On Tuesday, the U.S. military downed a drone in Syria believed to have been produced in Iran.
According to U.S. Central Command, the drone was shot down around 2:30 p.m. local time after being spotted flying over an oil site in the country’s northeast region, Fox News reported. The military alleges the drone was likely conducting surveillance of the area.
“US forces in Syria engaged and shot down an Iranian-manufactured UAV attempting to conduct reconnaissance of Mission Support Site Conoco, a patrol base in northeast Syria,” U.S. Central Command revealed in a statement.
Iranian drones are becoming more prominent on battlefields worldwide, including their use by Russian forces in Ukraine, as The Dallas Express recently reported.

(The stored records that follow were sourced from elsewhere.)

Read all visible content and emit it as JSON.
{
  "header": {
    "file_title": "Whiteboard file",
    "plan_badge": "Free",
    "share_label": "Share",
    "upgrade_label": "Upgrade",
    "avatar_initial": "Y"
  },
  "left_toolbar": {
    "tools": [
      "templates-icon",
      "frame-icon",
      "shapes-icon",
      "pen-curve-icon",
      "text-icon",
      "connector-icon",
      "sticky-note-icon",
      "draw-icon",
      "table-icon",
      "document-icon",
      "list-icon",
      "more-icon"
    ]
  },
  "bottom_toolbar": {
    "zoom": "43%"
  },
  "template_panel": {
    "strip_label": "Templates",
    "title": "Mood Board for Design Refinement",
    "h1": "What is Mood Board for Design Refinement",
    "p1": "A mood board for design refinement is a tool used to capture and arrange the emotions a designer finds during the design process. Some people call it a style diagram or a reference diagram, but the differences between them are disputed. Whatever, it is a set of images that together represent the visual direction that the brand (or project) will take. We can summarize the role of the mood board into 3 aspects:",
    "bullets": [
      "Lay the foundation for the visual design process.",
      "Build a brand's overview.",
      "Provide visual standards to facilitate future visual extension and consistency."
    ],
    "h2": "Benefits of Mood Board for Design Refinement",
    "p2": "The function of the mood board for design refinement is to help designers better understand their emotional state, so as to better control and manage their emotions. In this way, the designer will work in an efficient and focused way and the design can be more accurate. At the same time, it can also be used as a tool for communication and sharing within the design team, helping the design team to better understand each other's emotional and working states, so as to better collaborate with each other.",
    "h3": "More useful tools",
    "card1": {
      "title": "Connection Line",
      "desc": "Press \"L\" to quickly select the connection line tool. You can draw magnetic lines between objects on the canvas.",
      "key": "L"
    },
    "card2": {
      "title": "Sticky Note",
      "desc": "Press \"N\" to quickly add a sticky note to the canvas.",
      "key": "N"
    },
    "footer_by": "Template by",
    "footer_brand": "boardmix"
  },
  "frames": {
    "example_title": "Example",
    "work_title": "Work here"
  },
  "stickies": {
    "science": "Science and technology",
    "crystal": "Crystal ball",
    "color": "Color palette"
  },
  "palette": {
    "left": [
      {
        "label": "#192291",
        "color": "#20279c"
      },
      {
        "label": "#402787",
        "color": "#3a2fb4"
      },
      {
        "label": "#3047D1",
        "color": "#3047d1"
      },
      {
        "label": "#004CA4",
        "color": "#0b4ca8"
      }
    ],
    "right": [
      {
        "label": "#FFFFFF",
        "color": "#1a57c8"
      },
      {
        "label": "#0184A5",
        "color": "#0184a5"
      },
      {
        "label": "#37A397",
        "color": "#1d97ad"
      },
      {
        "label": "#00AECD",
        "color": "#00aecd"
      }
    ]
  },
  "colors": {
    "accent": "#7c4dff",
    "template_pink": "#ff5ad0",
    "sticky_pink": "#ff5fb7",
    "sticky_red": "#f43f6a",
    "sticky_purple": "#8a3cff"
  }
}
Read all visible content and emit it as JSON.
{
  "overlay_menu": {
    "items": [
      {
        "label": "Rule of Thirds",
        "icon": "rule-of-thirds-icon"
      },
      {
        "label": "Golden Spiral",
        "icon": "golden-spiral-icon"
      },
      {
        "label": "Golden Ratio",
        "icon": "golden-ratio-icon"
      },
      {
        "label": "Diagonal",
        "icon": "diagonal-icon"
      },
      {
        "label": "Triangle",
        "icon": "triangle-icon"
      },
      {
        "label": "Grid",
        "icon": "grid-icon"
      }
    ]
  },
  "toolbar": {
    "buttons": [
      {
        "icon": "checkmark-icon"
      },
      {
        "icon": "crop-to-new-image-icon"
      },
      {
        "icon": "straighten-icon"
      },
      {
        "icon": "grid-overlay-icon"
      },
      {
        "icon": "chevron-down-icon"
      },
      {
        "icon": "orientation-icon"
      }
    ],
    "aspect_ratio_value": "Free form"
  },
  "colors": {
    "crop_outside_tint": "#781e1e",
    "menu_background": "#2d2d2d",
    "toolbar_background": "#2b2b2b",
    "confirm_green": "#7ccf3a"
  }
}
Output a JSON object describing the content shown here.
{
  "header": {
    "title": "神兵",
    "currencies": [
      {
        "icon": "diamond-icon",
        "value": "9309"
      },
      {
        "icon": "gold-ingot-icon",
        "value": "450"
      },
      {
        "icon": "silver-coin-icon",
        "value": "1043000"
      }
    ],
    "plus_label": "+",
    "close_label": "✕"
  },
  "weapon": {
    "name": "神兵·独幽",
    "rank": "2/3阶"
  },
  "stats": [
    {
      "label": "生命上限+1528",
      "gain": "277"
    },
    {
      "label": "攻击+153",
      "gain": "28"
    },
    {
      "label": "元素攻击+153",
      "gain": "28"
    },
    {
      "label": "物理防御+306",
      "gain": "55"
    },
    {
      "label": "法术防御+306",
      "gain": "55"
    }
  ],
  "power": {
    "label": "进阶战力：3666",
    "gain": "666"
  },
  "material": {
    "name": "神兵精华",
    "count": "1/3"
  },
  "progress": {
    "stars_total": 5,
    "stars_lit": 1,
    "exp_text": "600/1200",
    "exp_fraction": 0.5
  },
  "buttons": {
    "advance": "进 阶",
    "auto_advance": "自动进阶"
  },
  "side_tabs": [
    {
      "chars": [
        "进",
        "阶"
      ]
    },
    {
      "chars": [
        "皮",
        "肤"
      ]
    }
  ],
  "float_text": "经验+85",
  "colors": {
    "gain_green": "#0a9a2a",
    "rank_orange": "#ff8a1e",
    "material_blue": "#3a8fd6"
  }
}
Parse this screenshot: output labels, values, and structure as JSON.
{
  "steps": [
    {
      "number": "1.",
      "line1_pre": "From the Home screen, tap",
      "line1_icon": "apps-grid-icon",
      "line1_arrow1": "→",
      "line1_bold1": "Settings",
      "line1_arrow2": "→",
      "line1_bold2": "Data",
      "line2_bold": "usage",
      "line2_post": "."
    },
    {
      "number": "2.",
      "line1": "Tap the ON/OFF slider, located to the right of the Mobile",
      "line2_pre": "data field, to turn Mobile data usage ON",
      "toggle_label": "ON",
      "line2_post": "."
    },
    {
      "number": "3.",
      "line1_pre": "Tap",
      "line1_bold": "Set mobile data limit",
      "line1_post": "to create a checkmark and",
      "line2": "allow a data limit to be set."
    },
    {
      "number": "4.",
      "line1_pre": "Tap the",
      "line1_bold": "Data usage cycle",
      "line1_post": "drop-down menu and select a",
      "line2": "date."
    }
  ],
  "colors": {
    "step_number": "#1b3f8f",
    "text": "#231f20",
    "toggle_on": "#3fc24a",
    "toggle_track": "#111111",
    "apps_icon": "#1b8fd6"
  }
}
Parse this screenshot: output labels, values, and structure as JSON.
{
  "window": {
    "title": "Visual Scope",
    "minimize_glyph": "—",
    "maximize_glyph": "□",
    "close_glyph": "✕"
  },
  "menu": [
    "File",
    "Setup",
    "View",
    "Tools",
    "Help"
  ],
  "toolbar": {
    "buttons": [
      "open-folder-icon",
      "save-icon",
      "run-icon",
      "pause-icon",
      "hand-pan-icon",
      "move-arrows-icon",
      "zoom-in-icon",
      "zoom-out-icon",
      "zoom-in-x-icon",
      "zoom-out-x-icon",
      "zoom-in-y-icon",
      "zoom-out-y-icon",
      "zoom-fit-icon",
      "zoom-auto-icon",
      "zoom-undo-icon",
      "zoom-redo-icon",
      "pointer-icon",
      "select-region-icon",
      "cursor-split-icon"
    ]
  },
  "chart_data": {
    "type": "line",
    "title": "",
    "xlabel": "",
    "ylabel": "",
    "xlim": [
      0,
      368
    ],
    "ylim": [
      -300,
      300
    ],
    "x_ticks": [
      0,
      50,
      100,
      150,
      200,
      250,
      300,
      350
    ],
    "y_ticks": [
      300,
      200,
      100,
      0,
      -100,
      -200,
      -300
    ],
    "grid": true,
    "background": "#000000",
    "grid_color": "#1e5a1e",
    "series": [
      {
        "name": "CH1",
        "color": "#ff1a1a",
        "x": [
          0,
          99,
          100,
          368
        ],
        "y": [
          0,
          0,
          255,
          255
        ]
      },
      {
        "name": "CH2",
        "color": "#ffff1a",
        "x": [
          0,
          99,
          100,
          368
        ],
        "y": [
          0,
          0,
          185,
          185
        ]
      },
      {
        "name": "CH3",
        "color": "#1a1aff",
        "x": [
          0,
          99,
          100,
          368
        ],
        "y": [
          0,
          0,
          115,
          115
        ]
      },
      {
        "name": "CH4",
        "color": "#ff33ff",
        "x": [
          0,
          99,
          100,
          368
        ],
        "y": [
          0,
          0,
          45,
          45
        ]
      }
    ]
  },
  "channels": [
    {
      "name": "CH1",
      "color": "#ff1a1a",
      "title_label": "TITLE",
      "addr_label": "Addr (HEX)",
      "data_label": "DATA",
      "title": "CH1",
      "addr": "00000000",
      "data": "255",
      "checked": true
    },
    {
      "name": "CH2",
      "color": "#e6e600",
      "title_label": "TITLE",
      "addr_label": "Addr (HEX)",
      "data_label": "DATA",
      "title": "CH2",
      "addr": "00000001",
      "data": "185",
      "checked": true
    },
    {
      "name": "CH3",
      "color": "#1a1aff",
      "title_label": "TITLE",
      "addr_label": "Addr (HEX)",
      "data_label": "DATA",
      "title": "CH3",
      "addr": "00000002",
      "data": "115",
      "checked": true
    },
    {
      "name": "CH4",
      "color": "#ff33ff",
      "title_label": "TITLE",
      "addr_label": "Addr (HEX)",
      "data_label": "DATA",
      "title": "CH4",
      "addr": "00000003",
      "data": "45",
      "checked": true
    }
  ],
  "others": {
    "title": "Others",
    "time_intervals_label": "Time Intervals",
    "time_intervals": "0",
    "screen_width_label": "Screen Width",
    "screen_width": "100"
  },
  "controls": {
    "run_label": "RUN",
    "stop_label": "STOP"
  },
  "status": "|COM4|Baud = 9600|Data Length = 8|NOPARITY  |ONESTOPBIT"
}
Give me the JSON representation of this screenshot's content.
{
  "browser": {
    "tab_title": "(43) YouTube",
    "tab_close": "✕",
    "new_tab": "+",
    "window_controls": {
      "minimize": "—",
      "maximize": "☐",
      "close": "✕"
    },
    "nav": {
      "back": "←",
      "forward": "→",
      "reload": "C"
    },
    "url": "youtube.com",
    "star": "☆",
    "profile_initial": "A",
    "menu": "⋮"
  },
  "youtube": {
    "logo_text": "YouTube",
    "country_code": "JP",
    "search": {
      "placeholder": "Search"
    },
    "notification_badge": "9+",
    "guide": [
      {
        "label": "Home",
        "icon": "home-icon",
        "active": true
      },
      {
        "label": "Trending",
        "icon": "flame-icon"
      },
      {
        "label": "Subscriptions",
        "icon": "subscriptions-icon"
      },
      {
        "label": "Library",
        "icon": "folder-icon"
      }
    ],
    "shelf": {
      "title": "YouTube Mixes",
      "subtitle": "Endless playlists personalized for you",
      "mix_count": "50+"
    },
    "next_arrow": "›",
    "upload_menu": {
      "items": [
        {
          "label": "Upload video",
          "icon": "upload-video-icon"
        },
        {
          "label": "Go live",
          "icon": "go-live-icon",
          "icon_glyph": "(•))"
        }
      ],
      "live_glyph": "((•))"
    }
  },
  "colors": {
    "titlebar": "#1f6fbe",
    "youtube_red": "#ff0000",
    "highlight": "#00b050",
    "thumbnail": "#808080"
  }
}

Iran’s “kamikaze” or “suicide” drones are considered a “loitering munition,” according to the Brookings Institute, a think tank based in Washington, D.C. This means they can remain airborne for extended periods before striking their target. The technology is more autonomous than a remotely piloted drone, allowing for less human intervention.
Iran is now considered the leading global supplier of low-cost drone technology, according to reporting by The Guardian. One such drone shot down in Ukraine last fall was found to have been fabricated with U.S.-made parts.
While announcing the discovery of the alleged Iranian drone in Syria, U.S. State Department spokesperson Ned Price voiced broader displeasure with Iranian leadership, citing the recent crackdown on demonstrations, military ties to Moscow, and ongoing imprisonment of U.S. citizens.
“We’re sending very clear messages to the Iranian regime. … Those messages are: Stop killing your own people, stop sending UAV technology to Russia, and free those wrongfully detained American citizens,” Price said in a press briefing on February 14.
Both the U.S. and Iran are militarily active in Syria. While Tehran supports the ruling Assad government, Washington backs the Syrian Democratic Forces, a Kurdish-led group with autonomy in northeastern Syria.
At present, roughly 900 U.S. troops remain in the country.
So far, none of the groups operating in Syria have claimed the downed drone.